Charles Barkley: Would provide us with some great conversation starters and has an opinion on just about everything

7. What is your vision for the future of your research?

I have always been interested in better understanding how microbial interactions during winemaking can be utilized to either encourage growth of certain microorganisms or inhibit growth of others. This covers everything from the microbial load that comes in on the grapes to interactions between spoilage bacteria and yeast during wine aging. I believe that a better understanding of these relationships will help in the management of microbial communities throughout the winemaking process.

Mug Shot Question 1. What is your position at OSU/OWRI?

I am an assistant professor in the OSU Department of Horticulture (started in June 2009), and I am a member of the OWRI core faculty. My position is a combination  of grapevine research, teaching and outreach. My major focus is on studying functional genomics in grape berry development.  My group is interested in understanding the  molecular mechanisms associated with grape berry ripening and the influence of environmental factors.

 Question 2. What do enjoy most about your work?

The most interesting- and most challenging- part of my job is dissecting the complex process of grape berry ripening, which is still seen as an obscure biological process. The grape  berry cluster is not a single fruit but rather a population of individual fruits evolving together under a strong control of environmental and developmental factors. The emergence    of rapidly evolving and new technologies and their use as research tools present a unique opportunity better understand the grape berry ripening process. In the long-term, this      will give the Oregon wine industry new strategies and practices to improve fruit quality.

Question 3. When you’re not working, what do you do?

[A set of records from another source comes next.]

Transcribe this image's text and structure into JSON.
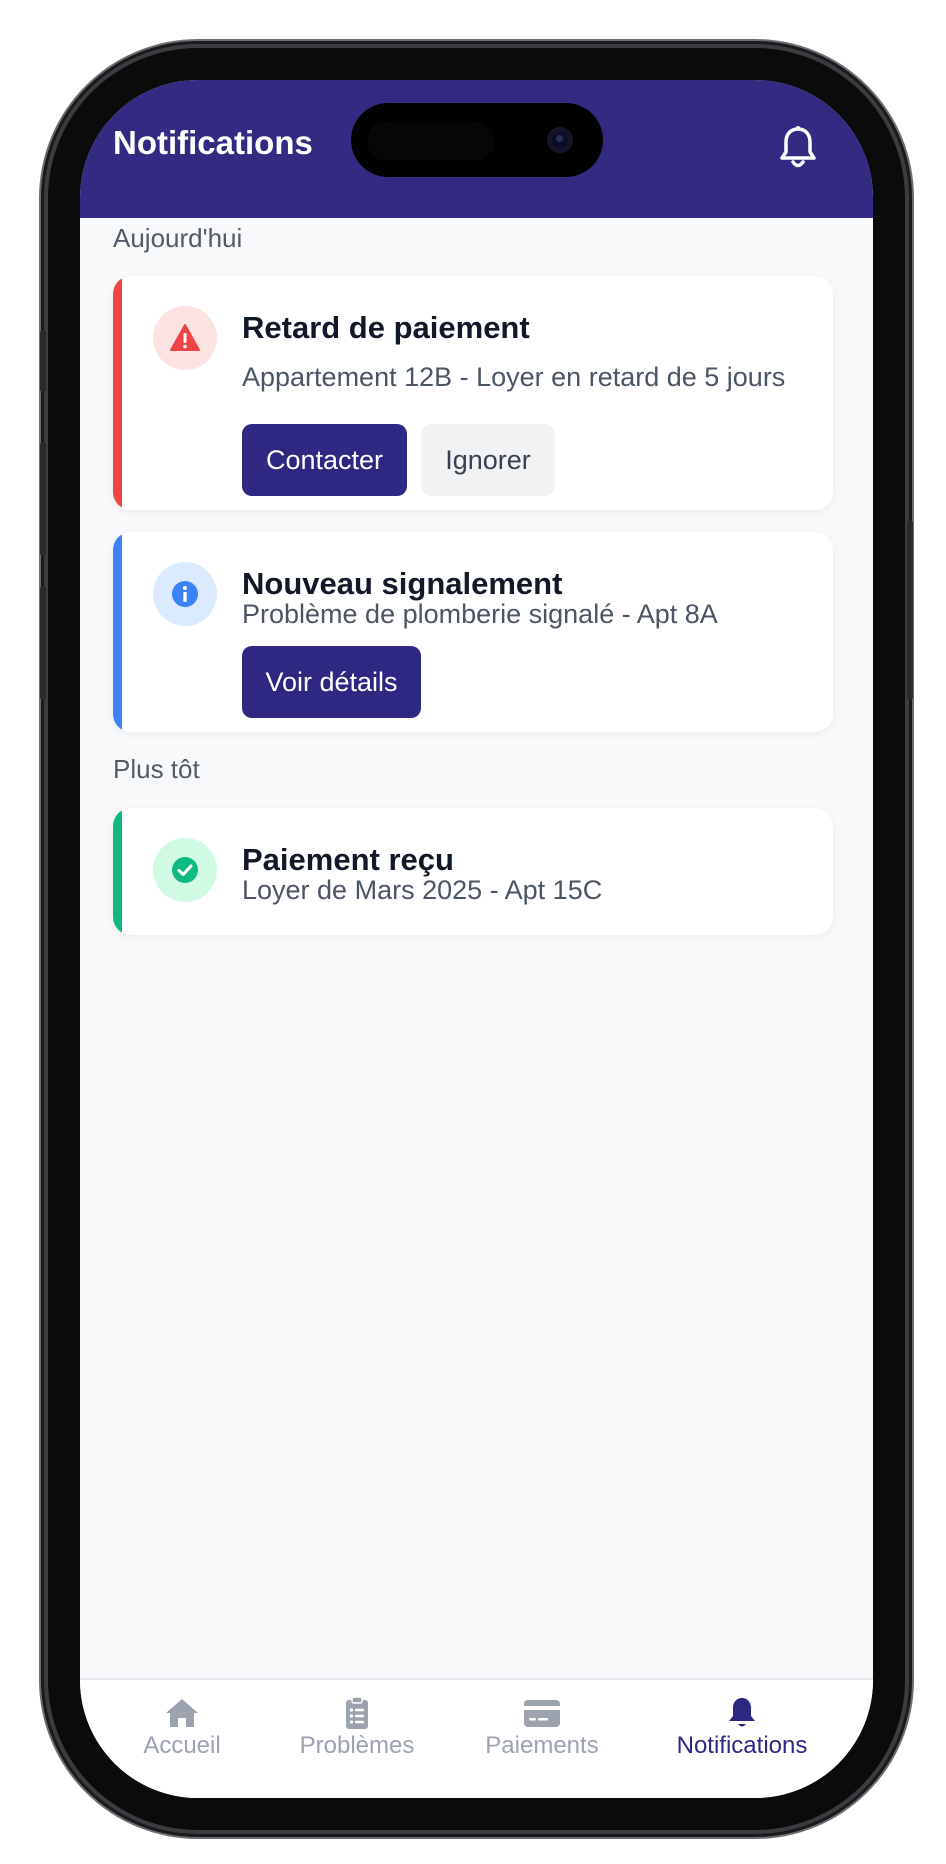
{
  "header": {
    "title": "Notifications",
    "bell_icon": "bell-outline-icon",
    "background": "#332b82"
  },
  "sections": [
    {
      "label": "Aujourd'hui",
      "cards": [
        {
          "icon": "warning-triangle-icon",
          "accent": "#ef4444",
          "title": "Retard de paiement",
          "description": "Appartement 12B - Loyer en retard de 5 jours",
          "actions": [
            {
              "label": "Contacter",
              "style": "primary"
            },
            {
              "label": "Ignorer",
              "style": "secondary"
            }
          ]
        },
        {
          "icon": "info-circle-icon",
          "accent": "#3b82f6",
          "title": "Nouveau signalement",
          "description": "Problème de plomberie signalé - Apt 8A",
          "actions": [
            {
              "label": "Voir détails",
              "style": "primary"
            }
          ]
        }
      ]
    },
    {
      "label": "Plus tôt",
      "cards": [
        {
          "icon": "check-circle-icon",
          "accent": "#10b981",
          "title": "Paiement reçu",
          "description": "Loyer de Mars 2025 - Apt 15C",
          "actions": []
        }
      ]
    }
  ],
  "bottom_nav": {
    "items": [
      {
        "label": "Accueil",
        "icon": "home-icon",
        "active": false
      },
      {
        "label": "Problèmes",
        "icon": "clipboard-list-icon",
        "active": false
      },
      {
        "label": "Paiements",
        "icon": "credit-card-icon",
        "active": false
      },
      {
        "label": "Notifications",
        "icon": "bell-icon",
        "active": true
      }
    ],
    "active_color": "#2f2882",
    "inactive_color": "#9ca3af"
  }
}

I always try to balance work time with quality time with my family. I enjoy hiking with my family to explore the beautiful sites that make Oregon an outstanding state, cooking, skiing, and biking with my family. Coming from the west coast of France, I often need to go to the coast just to feel the oceanic breeze.

Question 4. How did you choose your career path?

As I often say, it was purely coincidental. After my MS in Forestry, I knew that I wanted to explore and learn more about molecular biology in plant sciences. Grapes happen to be the model I started with and the idea to do basic research with potential societal and economic impacts suited my professional goals. After my Ph.D. in France, I accepted a post-doctoral position working on the grapevine model at the University of Nevada, Reno in 2004. The two research experiences in France and in US confirmed my determination to pursue research career in basic science using the grapevine model.

Question 5. What’s the best advice you’ve ever received?

Make a simple story from a complex concept. Basic researchers often tend to show tremendous amount of data, which are usually difficult to digest, when it is a matter of conveying a simple message. I am not always 100% successful in this exercise when I communicate with the industry, but I attempt to communicate in this way.

Question 6. Which three people (living or dead) would you invite to dinner?

Hard to answers to this question without falling into simple stereotypes….

–     Nikola Tesla (inventor, mechanical engineer, futurist, etc…)

–     Alan Turing (father of the computer science and artificial intelligence)

Finally, the last one is dedicated to a grape scientist, Bryan Coombe (plant physiologist, which happens to be a grape physiologist). Dr. Coombe passed away in August 2014 this year. He was the pioneer in grape berry development and his vision about the grape berry model was 30 years ahead compared to other grape researchers at that time. His research has played a role in my decision to embrace the career of grapevine researcher.

Question 7. What is your vision for the future of your research?

My vision for the future of my research lies in two components of my grapevine research program:

–        Justify the grapevine model as a valuable tool to address fundamental questions in plant sciences and use it in a whole-plant context
–        Generate enough background knowledge in grape metabolomics that be utilized by the wine industry to address recurring and anticipated viticulture problems.